The mixer is probably the most important tool you have at your disposal for any linear audio work. Sliding a fader can quickly compensate for mis-matched levels, and a mixer’s EQ can go a long way towards fixing obvious changes in tone. The mixer is also the only safe way to combine multiple audio inputs. Using a "Y" cable to blend the outputs of two different audio devices is almost never a good idea.
Another helpful tool for leveling out your sound is the compressor. This electronic device reduces the level of stronger signals, effectively "closing the gap" between soft and loud sounds. Unfortunately, a compressor also brings up ambient sound and noise.
Our last linear audio tip is for those folks editing to hi-fi S-VHS or VHS record decks. Problems are common with this setup: not hearing dubbed audio, only hearing dubbed audio, hearing a strange garbled sound at times, etc.
All these problems stem from a few characteristics of the format: 1) If a hi-fi VCR detects hi-fi tracks on the tape, it will use them and mute the linear audio track. 2) If you want to hear a mix of the hi-fi and linear audio tracks, you have to select this option on the VCR or remote. 3) When recording, a hi-fi VCR "clones" the audio from the left and right channels and records this mono mix onto the linear audio track. 4) When the stereo and linear tracks contain the same audio, mixing them together on playback creates severe interference and horrible audio.
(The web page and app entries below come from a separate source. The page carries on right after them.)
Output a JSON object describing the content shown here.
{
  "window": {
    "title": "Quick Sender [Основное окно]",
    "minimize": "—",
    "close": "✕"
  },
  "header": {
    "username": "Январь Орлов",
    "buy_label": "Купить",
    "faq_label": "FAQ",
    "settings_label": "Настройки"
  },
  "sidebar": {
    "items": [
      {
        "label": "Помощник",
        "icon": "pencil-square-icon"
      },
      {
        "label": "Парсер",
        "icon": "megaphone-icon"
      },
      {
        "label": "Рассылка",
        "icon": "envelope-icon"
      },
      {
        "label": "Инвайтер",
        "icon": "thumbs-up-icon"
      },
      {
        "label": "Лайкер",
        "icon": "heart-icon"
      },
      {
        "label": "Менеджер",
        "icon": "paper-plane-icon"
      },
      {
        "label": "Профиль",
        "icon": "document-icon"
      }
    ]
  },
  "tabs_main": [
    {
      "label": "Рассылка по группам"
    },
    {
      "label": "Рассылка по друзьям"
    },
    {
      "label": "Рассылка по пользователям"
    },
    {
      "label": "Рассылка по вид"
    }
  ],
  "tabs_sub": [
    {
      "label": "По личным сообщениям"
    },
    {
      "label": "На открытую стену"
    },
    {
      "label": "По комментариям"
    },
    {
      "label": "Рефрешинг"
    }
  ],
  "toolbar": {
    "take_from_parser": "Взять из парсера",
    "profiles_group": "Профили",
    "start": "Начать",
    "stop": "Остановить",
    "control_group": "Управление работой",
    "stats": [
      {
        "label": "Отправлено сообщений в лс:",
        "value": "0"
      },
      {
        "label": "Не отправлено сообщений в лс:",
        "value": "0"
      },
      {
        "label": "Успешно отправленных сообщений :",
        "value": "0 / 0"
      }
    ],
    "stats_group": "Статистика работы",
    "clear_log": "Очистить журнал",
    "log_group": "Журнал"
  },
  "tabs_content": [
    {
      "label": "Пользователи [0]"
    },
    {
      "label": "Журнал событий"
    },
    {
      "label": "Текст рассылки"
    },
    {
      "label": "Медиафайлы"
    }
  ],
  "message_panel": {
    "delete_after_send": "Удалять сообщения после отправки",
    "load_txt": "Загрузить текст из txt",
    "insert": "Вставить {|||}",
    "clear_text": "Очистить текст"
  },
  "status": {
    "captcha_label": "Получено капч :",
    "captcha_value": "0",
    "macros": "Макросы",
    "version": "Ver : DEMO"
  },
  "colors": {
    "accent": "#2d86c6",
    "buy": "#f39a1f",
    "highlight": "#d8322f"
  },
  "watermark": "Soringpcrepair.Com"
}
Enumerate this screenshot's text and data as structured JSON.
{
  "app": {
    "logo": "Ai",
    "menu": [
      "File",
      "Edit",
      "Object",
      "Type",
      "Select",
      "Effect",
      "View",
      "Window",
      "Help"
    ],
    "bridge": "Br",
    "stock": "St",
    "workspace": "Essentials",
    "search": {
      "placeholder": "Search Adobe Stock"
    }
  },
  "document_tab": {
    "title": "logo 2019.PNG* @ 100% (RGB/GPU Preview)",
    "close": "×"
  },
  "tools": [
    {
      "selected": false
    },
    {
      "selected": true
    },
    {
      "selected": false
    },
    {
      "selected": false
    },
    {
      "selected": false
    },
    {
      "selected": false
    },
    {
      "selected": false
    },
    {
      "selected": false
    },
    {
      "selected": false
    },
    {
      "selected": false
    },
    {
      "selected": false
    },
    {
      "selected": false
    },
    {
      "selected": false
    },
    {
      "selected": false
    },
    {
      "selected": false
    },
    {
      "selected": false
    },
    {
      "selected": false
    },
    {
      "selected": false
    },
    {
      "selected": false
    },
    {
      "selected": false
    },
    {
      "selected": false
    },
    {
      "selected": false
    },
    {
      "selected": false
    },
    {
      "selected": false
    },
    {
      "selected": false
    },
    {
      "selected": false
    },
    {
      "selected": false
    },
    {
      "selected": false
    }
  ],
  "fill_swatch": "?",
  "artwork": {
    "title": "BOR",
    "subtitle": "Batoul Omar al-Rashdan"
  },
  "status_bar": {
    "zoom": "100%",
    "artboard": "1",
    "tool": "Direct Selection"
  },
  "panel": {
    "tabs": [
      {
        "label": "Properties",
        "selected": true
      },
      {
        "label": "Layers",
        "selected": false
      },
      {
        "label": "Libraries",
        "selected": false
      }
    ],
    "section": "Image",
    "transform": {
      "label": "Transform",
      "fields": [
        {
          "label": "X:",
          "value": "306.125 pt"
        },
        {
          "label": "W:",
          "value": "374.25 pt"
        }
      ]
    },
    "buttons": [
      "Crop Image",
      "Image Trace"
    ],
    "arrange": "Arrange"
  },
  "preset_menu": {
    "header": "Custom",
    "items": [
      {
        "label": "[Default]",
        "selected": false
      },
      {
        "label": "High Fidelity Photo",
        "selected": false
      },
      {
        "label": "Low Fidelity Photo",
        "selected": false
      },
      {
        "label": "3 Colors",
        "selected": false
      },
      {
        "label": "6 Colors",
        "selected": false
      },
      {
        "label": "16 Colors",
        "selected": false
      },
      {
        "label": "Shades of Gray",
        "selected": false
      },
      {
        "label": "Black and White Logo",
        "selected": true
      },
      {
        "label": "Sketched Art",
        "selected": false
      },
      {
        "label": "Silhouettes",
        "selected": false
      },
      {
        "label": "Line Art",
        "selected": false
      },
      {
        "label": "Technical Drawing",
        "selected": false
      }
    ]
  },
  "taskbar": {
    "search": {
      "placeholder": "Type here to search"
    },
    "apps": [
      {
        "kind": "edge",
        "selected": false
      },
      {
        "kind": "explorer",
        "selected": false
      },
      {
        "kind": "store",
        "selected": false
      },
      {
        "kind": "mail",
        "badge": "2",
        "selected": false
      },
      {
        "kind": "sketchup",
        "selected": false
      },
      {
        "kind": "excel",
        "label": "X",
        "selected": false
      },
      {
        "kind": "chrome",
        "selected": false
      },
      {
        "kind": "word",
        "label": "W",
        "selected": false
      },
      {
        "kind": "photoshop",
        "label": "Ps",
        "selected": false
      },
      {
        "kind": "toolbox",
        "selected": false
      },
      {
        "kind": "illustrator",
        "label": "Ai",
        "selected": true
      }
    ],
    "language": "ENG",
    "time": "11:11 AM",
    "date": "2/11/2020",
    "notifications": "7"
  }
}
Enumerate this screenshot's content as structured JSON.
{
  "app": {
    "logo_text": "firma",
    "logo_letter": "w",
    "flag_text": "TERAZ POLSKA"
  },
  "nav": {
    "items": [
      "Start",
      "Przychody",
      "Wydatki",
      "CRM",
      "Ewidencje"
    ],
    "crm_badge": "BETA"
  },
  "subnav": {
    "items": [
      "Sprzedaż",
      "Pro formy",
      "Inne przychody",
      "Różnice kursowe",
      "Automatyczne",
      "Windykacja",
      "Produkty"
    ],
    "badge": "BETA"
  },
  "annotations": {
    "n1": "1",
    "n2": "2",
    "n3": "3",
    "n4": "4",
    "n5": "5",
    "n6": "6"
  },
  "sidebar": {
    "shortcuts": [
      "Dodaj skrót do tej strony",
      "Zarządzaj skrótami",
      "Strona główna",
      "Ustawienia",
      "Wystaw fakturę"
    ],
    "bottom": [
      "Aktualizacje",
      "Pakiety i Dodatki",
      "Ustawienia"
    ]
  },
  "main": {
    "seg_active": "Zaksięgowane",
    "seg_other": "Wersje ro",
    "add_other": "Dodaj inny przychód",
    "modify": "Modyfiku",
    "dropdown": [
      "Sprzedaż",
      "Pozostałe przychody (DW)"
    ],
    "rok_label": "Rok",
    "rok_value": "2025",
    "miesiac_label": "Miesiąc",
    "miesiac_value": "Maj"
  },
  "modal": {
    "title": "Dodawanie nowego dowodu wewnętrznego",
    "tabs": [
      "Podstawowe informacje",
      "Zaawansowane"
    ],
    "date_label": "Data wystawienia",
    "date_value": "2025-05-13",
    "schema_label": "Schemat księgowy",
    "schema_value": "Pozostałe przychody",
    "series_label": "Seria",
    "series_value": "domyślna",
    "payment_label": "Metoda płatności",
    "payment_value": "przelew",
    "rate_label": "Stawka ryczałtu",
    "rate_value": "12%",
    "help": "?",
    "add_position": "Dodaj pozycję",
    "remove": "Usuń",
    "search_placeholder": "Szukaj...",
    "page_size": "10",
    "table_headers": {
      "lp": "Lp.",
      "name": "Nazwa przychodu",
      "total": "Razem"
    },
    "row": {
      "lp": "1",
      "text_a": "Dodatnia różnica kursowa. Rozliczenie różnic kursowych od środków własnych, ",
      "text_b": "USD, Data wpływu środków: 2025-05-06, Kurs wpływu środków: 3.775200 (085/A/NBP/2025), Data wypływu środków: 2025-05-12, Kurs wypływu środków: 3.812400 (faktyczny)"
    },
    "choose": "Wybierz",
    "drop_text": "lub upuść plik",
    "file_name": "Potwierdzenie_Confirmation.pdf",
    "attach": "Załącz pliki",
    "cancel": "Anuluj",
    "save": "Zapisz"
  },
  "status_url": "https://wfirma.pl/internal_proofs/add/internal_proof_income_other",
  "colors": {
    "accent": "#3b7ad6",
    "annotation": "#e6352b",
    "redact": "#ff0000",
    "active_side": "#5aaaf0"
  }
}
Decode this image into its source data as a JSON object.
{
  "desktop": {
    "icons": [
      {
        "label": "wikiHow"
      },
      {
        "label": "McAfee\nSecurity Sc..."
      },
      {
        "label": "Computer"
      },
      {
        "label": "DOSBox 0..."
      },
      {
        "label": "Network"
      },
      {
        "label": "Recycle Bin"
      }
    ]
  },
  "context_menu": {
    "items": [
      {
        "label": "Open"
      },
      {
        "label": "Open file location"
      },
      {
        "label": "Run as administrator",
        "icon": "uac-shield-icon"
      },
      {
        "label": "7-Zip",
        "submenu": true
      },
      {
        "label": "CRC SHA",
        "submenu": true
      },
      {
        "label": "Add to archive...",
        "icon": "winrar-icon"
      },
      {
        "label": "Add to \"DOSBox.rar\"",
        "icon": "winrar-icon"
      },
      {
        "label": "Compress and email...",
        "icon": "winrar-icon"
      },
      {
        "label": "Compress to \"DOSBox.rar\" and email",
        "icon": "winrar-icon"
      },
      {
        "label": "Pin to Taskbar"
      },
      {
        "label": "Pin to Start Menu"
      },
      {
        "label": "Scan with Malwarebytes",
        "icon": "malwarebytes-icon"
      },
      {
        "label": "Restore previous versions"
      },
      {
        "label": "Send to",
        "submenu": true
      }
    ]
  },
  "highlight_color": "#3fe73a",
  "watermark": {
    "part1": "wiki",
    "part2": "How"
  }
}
Some solutions: 1) If you plan to dub to the linear tracks at any point in your finished video, dub silence over the full length of the linear track first. This eliminates problem number four above, which occurs where you haven’t dubbed audio. 2) If you feel safer not using the hi-fi tracks at all, you must shut them off when you’re editing the video itself. (This is usually controlled through an on-screen menu command in prosumer VCRs; in higher-level units, it’s usually a switch located on the face of the deck.) Simply turning down the input level controls or unplugging the cables won’t do it–you’ve simply recorded silent hi-fi tracks (which the VCR will play back silently). Since the VCR records hi-fi tracks with the video, you can’t wait until after the video edit to disable the tracks. 3) Resolve yourself to always making a copy of your master before showing it. You can then control all the audio monitoring yourself, sending the proper mix of tracks to the record deck.
Once you get started playing around with your audio tracks, you’ll discover that it’s not nearly as difficult as it sounds. As with most video editing skills, a little common sense goes a long way. Good luck!